NORWAY SPRUCE is a pretty, short needled tree, but difficult to keep fresh. Needle retention is considered poor with this Spruce, unless the tree is cut fresh and kept properly watered. If you're up for a little extra work and attention though, the Norway Spruce makes a beautiful, natural green home for your decorations.

VIRGINIA PINE has short to medium length needles on stout, woody branches. This tree has been a staple for the Christmas tree industry for years because of its easy upkeep and long life.

BALSAM FIR is a medium sized tree with dense, dark green needles and cones. This is another popular Christmas decoration holder. Known for its dark, beautiful color, attractive shape, long lasting needles and pleasing fragrance, this is an easy to care for pick!

CANAAN FIR is relatively new to the tree market. It is similar to balsam firs in growth and appearance. This is a medium sized tree with light to medium colored needles.

DOUGLAS FIR, despite it's name, is not related to true firs.
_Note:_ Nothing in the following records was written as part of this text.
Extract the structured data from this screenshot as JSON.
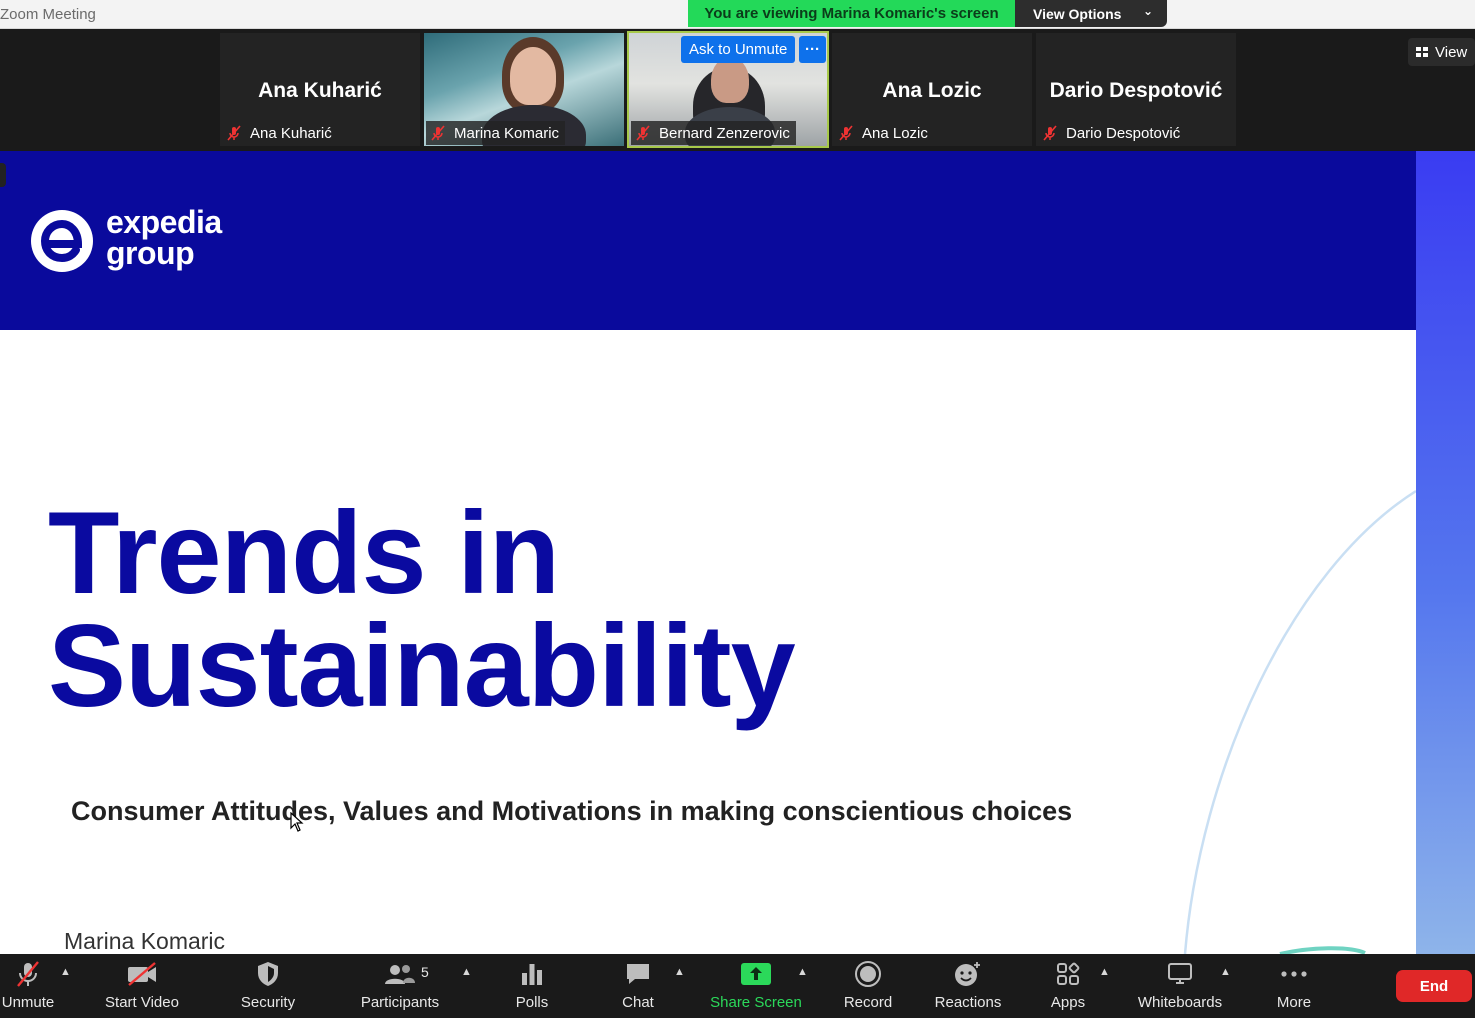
{
  "window": {
    "title": "Zoom Meeting"
  },
  "banner": {
    "viewing_text": "You are viewing Marina Komaric's screen",
    "view_options_label": "View Options"
  },
  "view_button": {
    "label": "View"
  },
  "participants_strip": [
    {
      "big_name": "Ana Kuharić",
      "label": "Ana Kuharić",
      "muted": true,
      "video": false
    },
    {
      "big_name": "",
      "label": "Marina Komaric",
      "muted": true,
      "video": true
    },
    {
      "big_name": "",
      "label": "Bernard Zenzerovic",
      "muted": true,
      "video": true,
      "active": true
    },
    {
      "big_name": "Ana Lozic",
      "label": "Ana Lozic",
      "muted": true,
      "video": false
    },
    {
      "big_name": "Dario Despotović",
      "label": "Dario Despotović",
      "muted": true,
      "video": false
    }
  ],
  "tile_actions": {
    "ask_to_unmute": "Ask to Unmute",
    "more": "···"
  },
  "slide": {
    "logo_line1": "expedia",
    "logo_line2": "group",
    "title_line1": "Trends in",
    "title_line2": "Sustainability",
    "subtitle": "Consumer Attitudes, Values and Motivations in making conscientious choices",
    "author": "Marina Komaric",
    "colors": {
      "header": "#0a0a9c",
      "title": "#0a0aa0"
    }
  },
  "toolbar": {
    "unmute": "Unmute",
    "start_video": "Start Video",
    "security": "Security",
    "participants": "Participants",
    "participants_count": "5",
    "polls": "Polls",
    "chat": "Chat",
    "share_screen": "Share Screen",
    "record": "Record",
    "reactions": "Reactions",
    "apps": "Apps",
    "whiteboards": "Whiteboards",
    "more": "More",
    "end": "End"
  }
}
This is a dark green to blue green colored tree with small to medium sized needles. With a sweet fragrance and large, well shaped branches, this has been one of the most popular Christmas trees for centuries.

WHITE SPRUCE has a beautiful, natural color and short, stiff needles that hold together its natural shape. Needle retention is excellent in the White Spruce, and they are easy to maintain.

SCOTCH PINE has 1-3 inch soft-looking needles. Its branches are stiff and hold heavy decorations well. The dark green color and "full" appearance make this tree a popular choice!

According to the National Christmas Tree Association, North American Christmas trees are grown in 50 U.S. states and Canada, accounting for 1 million acres of live commercial evergreens. The Christmas tree has come to hold different meanings for different generations and religious groups.